Skip to content

Weyburn Wor-Kin Shop continues to grow, aiming for goals

The Weyburn Wor-Kin Shop leadership team and staff are doing a good job in running the non-profit organization, with a number of important goals set each year.
Three service awards were presented at the Weyburn Wor-Kin Shop annual meeting on Monday evening. From left are employee Cassidy Leas, five years; board member Denise Guest, 15 years; and board member Deanne Miller Jones, 16 years. The awards were presented by board chair Lloyd Montgomery.

WEYBURN – The Weyburn Wor-Kin Shop leadership team and staff are doing a good job in running the non-profit organization, with a number of important goals set each year, the annual meeting for the group heard on Monday evening.

Board chair Lloyd Montgomery shared a number of goals that the board and staff have aimed for, some of them met and others needing a little more work to achieve.

“I appreciate serving on a board of very committed people,” he said. “We keep track of our progress throughout the year with a balanced scorecard.”
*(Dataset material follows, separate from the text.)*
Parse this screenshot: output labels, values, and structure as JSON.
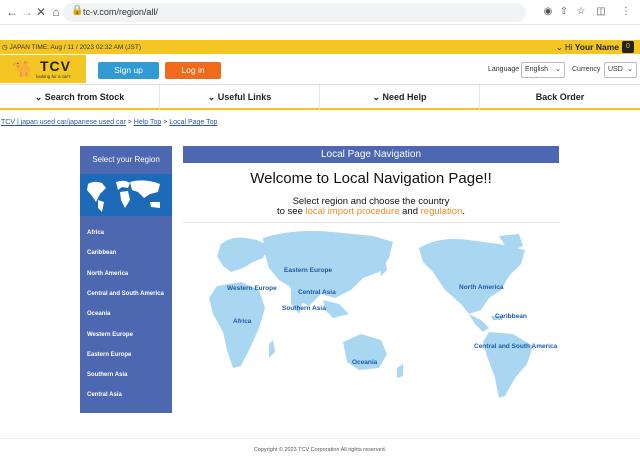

One of the goals has been to fully use the funds provided by the ministry for program funding, so as not to leave any dollars on the table that have to be returned. Montgomery noted they actually used 101 per cent of the funding provided by the ministry.

A goal aims for 100 per cent of their participants to set and achieve goals, and they are at 90 per cent, which Montgomery acknowledged means more work is needed in this area.

As for participants attending programs, their goal was for 90 per cent attendance, and they hit 79 per cent.

“It’s getting there, but we have more work to do there as well,” he said, adding another goal for the board is to continue doing a policy review, which they achieved at 100 per cent in the past year.

The last goal is for the SARCAN depot to retain its status as an extra-large depot, for which they need to recycle at least eight million containers. The Weyburn SARCAN met and exceeded this goal, as they recycled 8,460,000 beverage containers, which is a new record for the depot.

In addition, SARCAN took in 506 televisions for recycling, and over 6,000 kg of paint was taken in for recycling.

Executive director Jeff Richards noted the Wor-Kin Shop currently has a full complement of staff at 40 people, and admitted prior to starting work there, he didn’t realize how big of an organization it is.

One of his top goals is to focus on people, and to get a handle on the rate of turnover of staff.

“One of the things the board emphasizes with me, with the leadership team, is investment in people,” he said, noting they have been sending staff to conferences and for professional development courses as they are able.

“An organization that leads from the top that way is destined for great things,” said Richards.

He added that he is consistently “wowed” by the people of thecommunity and their strong support of the Wor-Kin Shop and their participants.

“When our folks are out in the community, there’s no weirdness, there’s no barriers. Folks are accepting of our participants and our staff, and they’re accepting of the fun and the work we want to do,” said Richards, noting organizations like the Red Wings, the Beavers and the Wheatland Seniors Centre embrace them and support them, and the business community is also very supportive.

In the financial report, brought by Taylor Marcotte of Grant Thornton LLP, there was an overall deficiency of revenues of $148,000, as the expenses were higher than the revenues that they received. She noted accounts receivables were nearly double from last year, but this was due to a wage reconciliation for SARCAN that didn’t come through when the books were done.

Other expenses to the Wor-Kin Shop’s assets included shingles being replaced, and an upgrade to the multi-purpose room.

Another factor is the long-term debt is tied to the prime rate, so as the interest rates fluctuate, this affects how much of it can be paid down in a given year.

Richards noted that the Harvest Pie Company was down in sales, and retailers are telling them that people have not been buying pies as they used to, plus the cost of ingredients are way up.

“Financially we are sound,” he added, noting the numbers are not as bad as they first seemed, as there are mitigating factors to take into account.